# How do you find the asymptotes for f(x) =(x^2-1)/(x^2+4)?

Sep 9, 2016

horizontal asymptote at y = 1

#### Explanation:

The denominator of f(x) cannot be zero as this would make f(x) undefined.

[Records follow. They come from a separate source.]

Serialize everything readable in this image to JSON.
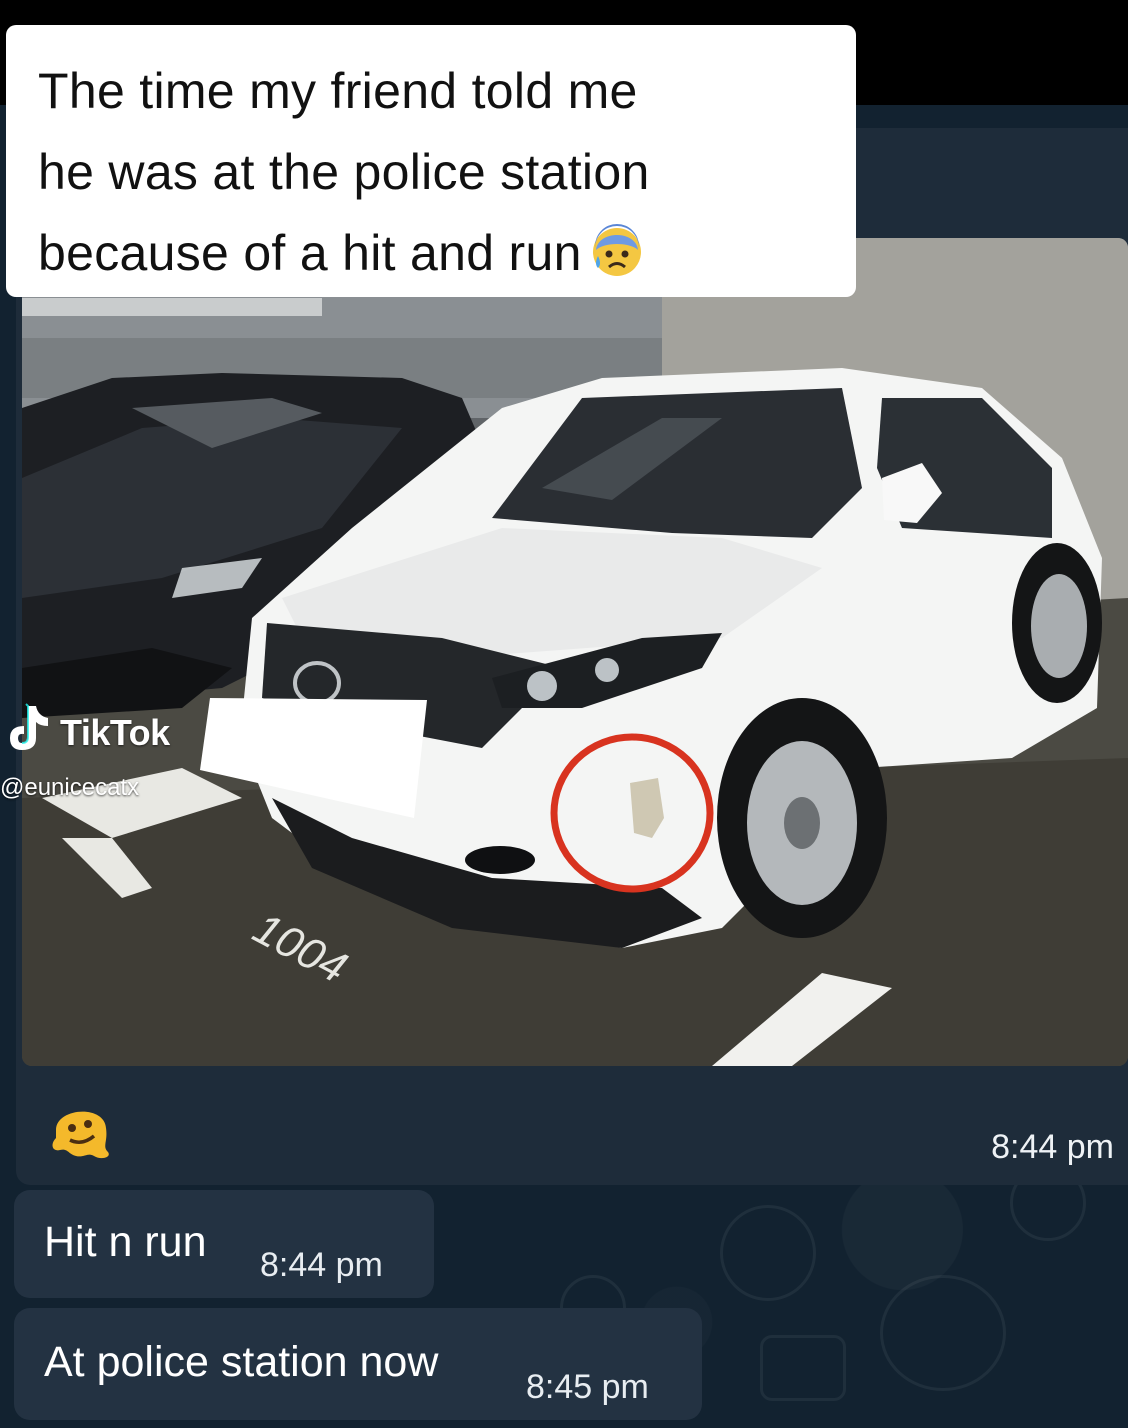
{
  "caption": {
    "lines": [
      "The time my friend told me",
      "he was at the police station",
      "because of a hit and run"
    ],
    "emoji": "anxious-face-with-sweat"
  },
  "watermark": {
    "app_name": "TikTok",
    "handle": "@eunicecatx"
  },
  "photo_message": {
    "image": "white-car-parked-with-damaged-bumper",
    "floor_marking": "1004",
    "reaction_emoji": "melting-face",
    "time": "8:44 pm"
  },
  "messages": [
    {
      "text": "Hit n run",
      "time": "8:44 pm"
    },
    {
      "text": "At police station now",
      "time": "8:45 pm"
    }
  ],
  "colors": {
    "chat_background": "#122230",
    "bubble": "#233242",
    "highlight_circle": "#d8331f"
  }
}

Equating the denominator to zero and solving gives the values that x cannot be and if the numerator is non-zero for these values then they are vertical asymptotes.

solve: ${x}^{2} + 4 = 0 \Rightarrow {x}^{2} = - 4$

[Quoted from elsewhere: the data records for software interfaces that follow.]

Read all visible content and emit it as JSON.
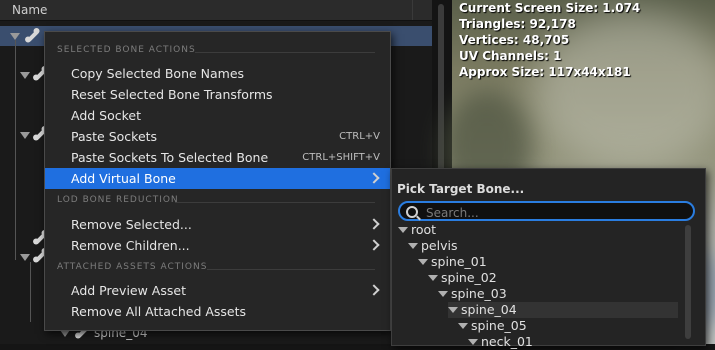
{
  "tree": {
    "header_label": "Name",
    "visible_bone_label": "spine_04"
  },
  "viewport": {
    "stats": [
      "Current Screen Size: 1.074",
      "Triangles: 92,178",
      "Vertices: 48,705",
      "UV Channels: 1",
      "Approx Size: 117x44x181"
    ]
  },
  "context_menu": {
    "sections": [
      {
        "header": "SELECTED BONE ACTIONS",
        "items": [
          {
            "label": "Copy Selected Bone Names",
            "shortcut": ""
          },
          {
            "label": "Reset Selected Bone Transforms",
            "shortcut": ""
          },
          {
            "label": "Add Socket",
            "shortcut": ""
          },
          {
            "label": "Paste Sockets",
            "shortcut": "CTRL+V"
          },
          {
            "label": "Paste Sockets To Selected Bone",
            "shortcut": "CTRL+SHIFT+V"
          },
          {
            "label": "Add Virtual Bone",
            "shortcut": "",
            "submenu": true,
            "highlighted": true
          }
        ]
      },
      {
        "header": "LOD BONE REDUCTION",
        "items": [
          {
            "label": "Remove Selected...",
            "submenu": true
          },
          {
            "label": "Remove Children...",
            "submenu": true
          }
        ]
      },
      {
        "header": "ATTACHED ASSETS ACTIONS",
        "items": [
          {
            "label": "Add Preview Asset",
            "submenu": true
          },
          {
            "label": "Remove All Attached Assets"
          }
        ]
      }
    ]
  },
  "bone_picker": {
    "title": "Pick Target Bone...",
    "search_placeholder": "Search...",
    "search_value": "",
    "bones": [
      "root",
      "pelvis",
      "spine_01",
      "spine_02",
      "spine_03",
      "spine_04",
      "spine_05",
      "neck_01"
    ],
    "hovered_bone": "spine_04"
  },
  "colors": {
    "highlight": "#1f6fe0",
    "search_focus": "#2a7de0",
    "selected_row": "#3a4e6e"
  }
}
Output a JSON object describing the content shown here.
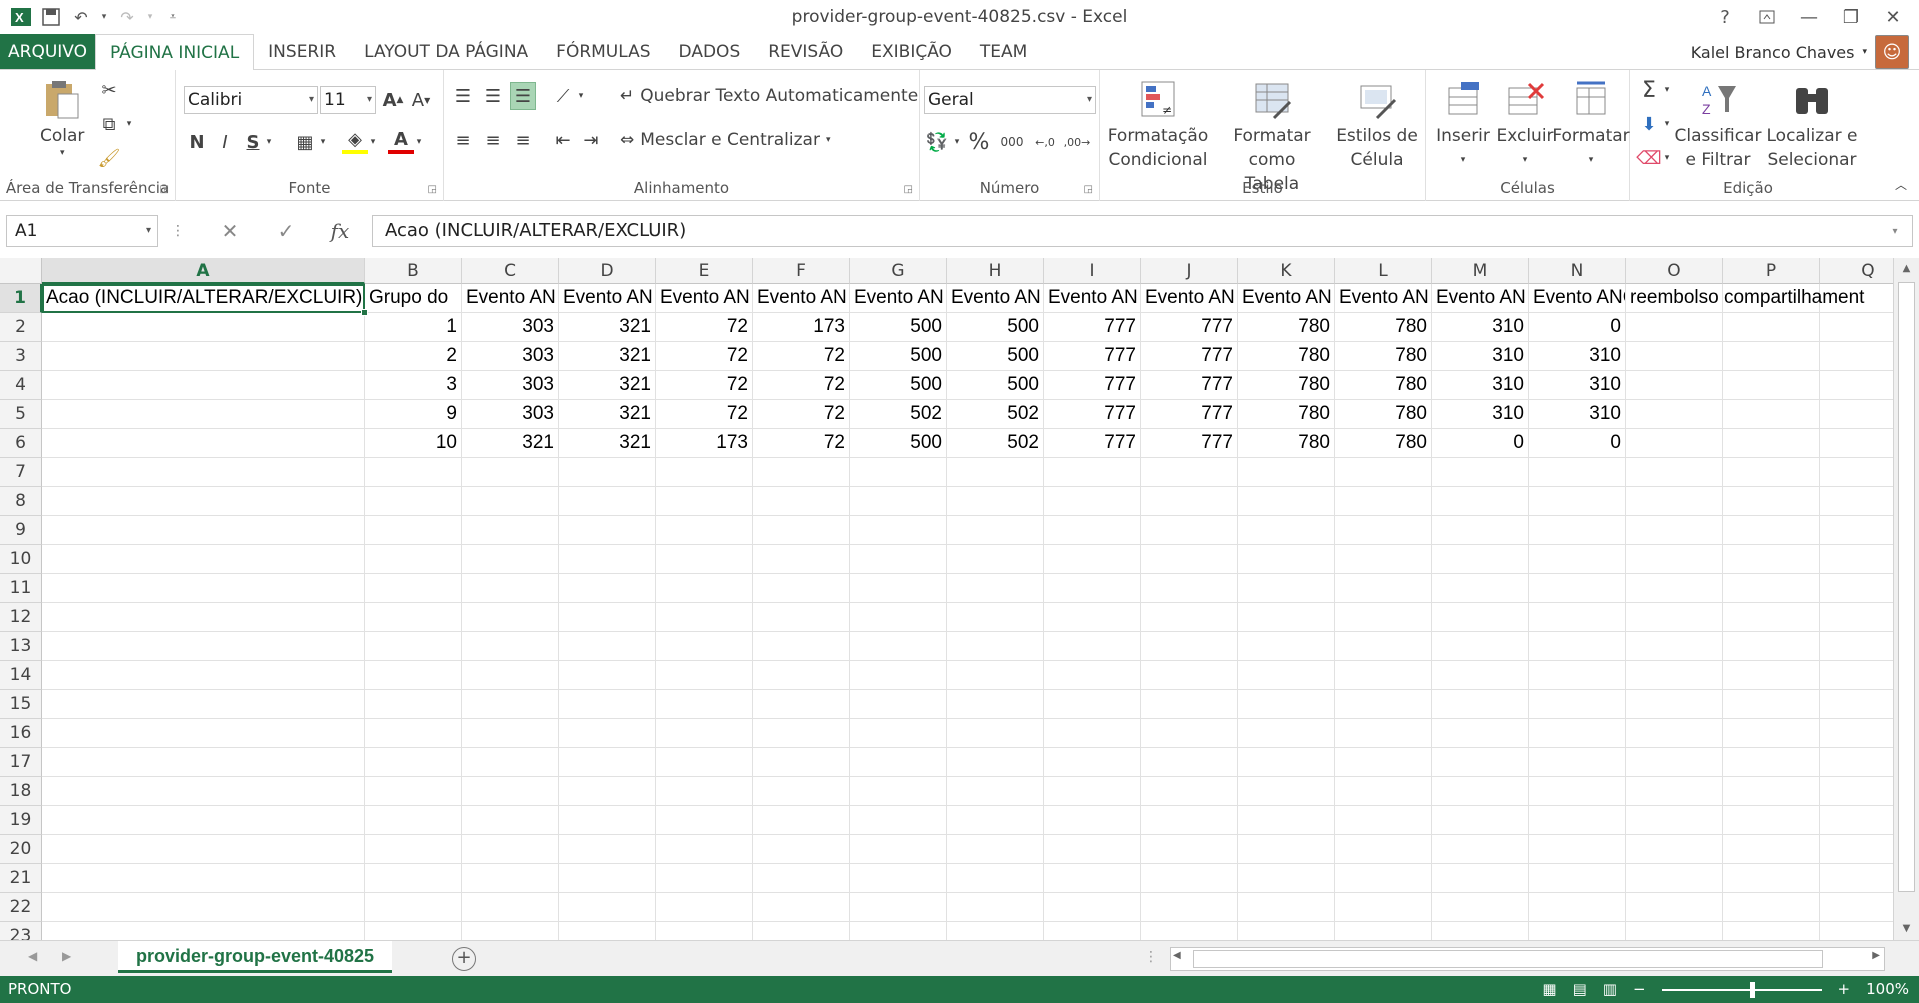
{
  "window": {
    "title": "provider-group-event-40825.csv - Excel",
    "help": "?"
  },
  "tabs": [
    "ARQUIVO",
    "PÁGINA INICIAL",
    "INSERIR",
    "LAYOUT DA PÁGINA",
    "FÓRMULAS",
    "DADOS",
    "REVISÃO",
    "EXIBIÇÃO",
    "TEAM"
  ],
  "account": {
    "name": "Kalel Branco Chaves"
  },
  "ribbon": {
    "clipboard": {
      "label": "Área de Transferência",
      "paste": "Colar"
    },
    "font": {
      "label": "Fonte",
      "family": "Calibri",
      "size": "11",
      "bold": "N",
      "italic": "I",
      "underline": "S"
    },
    "alignment": {
      "label": "Alinhamento",
      "wrap": "Quebrar Texto Automaticamente",
      "merge": "Mesclar e Centralizar"
    },
    "number": {
      "label": "Número",
      "format": "Geral",
      "percent": "%",
      "thousands": "000"
    },
    "styles": {
      "label": "Estilo",
      "cond1": "Formatação",
      "cond2": "Condicional",
      "table1": "Formatar como",
      "table2": "Tabela",
      "cell1": "Estilos de",
      "cell2": "Célula"
    },
    "cells": {
      "label": "Células",
      "insert": "Inserir",
      "delete": "Excluir",
      "format": "Formatar"
    },
    "editing": {
      "label": "Edição",
      "sort1": "Classificar",
      "sort2": "e Filtrar",
      "find1": "Localizar e",
      "find2": "Selecionar"
    }
  },
  "formulabar": {
    "namebox": "A1",
    "fx": "fx",
    "content": "Acao (INCLUIR/ALTERAR/EXCLUIR)"
  },
  "sheet": {
    "columns": [
      "A",
      "B",
      "C",
      "D",
      "E",
      "F",
      "G",
      "H",
      "I",
      "J",
      "K",
      "L",
      "M",
      "N",
      "O",
      "P",
      "Q"
    ],
    "row_numbers": [
      "1",
      "2",
      "3",
      "4",
      "5",
      "6",
      "7",
      "8",
      "9",
      "10",
      "11",
      "12",
      "13",
      "14",
      "15",
      "16",
      "17",
      "18",
      "19",
      "20",
      "21",
      "22",
      "23"
    ],
    "header_row": [
      "Acao (INCLUIR/ALTERAR/EXCLUIR)",
      "Grupo do",
      "Evento AN",
      "Evento AN",
      "Evento AN",
      "Evento AN",
      "Evento AN",
      "Evento AN",
      "Evento AN",
      "Evento AN",
      "Evento AN",
      "Evento AN",
      "Evento AN",
      "Evento ANC",
      "reembolso compartilhament"
    ],
    "rows": [
      [
        "",
        "1",
        "303",
        "321",
        "72",
        "173",
        "500",
        "500",
        "777",
        "777",
        "780",
        "780",
        "310",
        "0"
      ],
      [
        "",
        "2",
        "303",
        "321",
        "72",
        "72",
        "500",
        "500",
        "777",
        "777",
        "780",
        "780",
        "310",
        "310"
      ],
      [
        "",
        "3",
        "303",
        "321",
        "72",
        "72",
        "500",
        "500",
        "777",
        "777",
        "780",
        "780",
        "310",
        "310"
      ],
      [
        "",
        "9",
        "303",
        "321",
        "72",
        "72",
        "502",
        "502",
        "777",
        "777",
        "780",
        "780",
        "310",
        "310"
      ],
      [
        "",
        "10",
        "321",
        "321",
        "173",
        "72",
        "500",
        "502",
        "777",
        "777",
        "780",
        "780",
        "0",
        "0"
      ]
    ],
    "tab_name": "provider-group-event-40825"
  },
  "status": {
    "ready": "PRONTO",
    "zoom": "100%"
  },
  "colors": {
    "accent": "#217346"
  }
}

This has no real solutions hence there are no vertical asymptotes.

Horizontal asymptotes occur as

${\lim}_{x \to \pm \infty} , f \left(x\right) \to c \text{ (a constant)}$

divide terms on numerator/denominator by the highest power of x that is ${x}^{2}$

$f \left(x\right) = \frac{{x}^{2} / {x}^{2} - \frac{1}{x} ^ 2}{{x}^{2} / {x}^{2} + \frac{4}{x} ^ 2} = \frac{1 - \frac{1}{x} ^ 2}{1 + \frac{4}{x} ^ 2}$

as $x \to \pm \infty , f \left(x\right) \to \frac{1 - 0}{1 + 0}$

$\Rightarrow y = 1 \text{ is the asymptote}$
graph{(x^2-1)/(x^2+4) [-10, 10, -5, 5]}